Problem details = If a line in the entries contains the string "title", include that line in your answer.

Dataset entries =
☆ ☆ ☆ ☆ ☆ ☆ ☆

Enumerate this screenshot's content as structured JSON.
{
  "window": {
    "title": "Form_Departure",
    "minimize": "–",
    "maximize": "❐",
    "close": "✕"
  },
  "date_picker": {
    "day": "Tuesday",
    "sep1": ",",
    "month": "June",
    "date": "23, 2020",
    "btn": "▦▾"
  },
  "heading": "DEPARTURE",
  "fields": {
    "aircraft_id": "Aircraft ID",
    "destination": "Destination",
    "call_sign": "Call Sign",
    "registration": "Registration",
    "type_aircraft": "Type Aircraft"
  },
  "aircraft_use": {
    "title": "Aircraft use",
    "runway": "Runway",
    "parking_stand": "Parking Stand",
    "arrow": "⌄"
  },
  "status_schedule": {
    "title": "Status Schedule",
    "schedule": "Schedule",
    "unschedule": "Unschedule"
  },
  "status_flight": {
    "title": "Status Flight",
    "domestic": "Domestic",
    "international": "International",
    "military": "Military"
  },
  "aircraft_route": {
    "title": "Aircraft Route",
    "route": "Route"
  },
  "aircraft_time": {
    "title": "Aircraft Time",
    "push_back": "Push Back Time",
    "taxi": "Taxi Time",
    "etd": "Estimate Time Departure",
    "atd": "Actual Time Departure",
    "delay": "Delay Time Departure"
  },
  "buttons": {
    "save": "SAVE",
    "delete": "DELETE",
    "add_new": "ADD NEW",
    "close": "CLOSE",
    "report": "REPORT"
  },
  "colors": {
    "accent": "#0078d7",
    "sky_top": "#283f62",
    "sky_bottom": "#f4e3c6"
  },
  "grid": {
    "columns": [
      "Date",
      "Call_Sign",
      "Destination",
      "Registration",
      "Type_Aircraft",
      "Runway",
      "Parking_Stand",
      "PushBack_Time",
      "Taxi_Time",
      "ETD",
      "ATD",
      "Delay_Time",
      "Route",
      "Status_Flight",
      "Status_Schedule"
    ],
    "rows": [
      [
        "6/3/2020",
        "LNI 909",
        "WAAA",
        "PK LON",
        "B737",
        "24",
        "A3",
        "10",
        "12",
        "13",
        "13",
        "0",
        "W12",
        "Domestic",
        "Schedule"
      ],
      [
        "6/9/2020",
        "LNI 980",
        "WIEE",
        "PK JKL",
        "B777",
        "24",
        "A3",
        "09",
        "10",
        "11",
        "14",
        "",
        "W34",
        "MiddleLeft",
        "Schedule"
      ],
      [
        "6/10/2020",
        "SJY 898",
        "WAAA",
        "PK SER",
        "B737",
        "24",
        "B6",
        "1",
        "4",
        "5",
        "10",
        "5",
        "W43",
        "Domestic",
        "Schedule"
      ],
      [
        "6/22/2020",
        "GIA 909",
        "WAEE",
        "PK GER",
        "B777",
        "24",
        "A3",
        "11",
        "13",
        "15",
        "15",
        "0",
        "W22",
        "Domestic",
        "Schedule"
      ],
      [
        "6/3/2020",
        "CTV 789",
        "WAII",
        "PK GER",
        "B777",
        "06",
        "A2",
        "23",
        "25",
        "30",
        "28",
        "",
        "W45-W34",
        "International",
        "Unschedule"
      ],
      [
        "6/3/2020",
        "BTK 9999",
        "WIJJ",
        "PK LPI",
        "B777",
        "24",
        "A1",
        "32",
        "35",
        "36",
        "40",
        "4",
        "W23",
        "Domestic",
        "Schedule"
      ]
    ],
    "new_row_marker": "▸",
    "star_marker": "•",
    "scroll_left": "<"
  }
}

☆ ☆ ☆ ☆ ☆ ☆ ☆

Expected answer =
    "title": "Form_Departure",
    "title": "Aircraft use",
    "title": "Status Schedule",
    "title": "Status Flight",
    "title": "Aircraft Route",
    "title": "Aircraft Time",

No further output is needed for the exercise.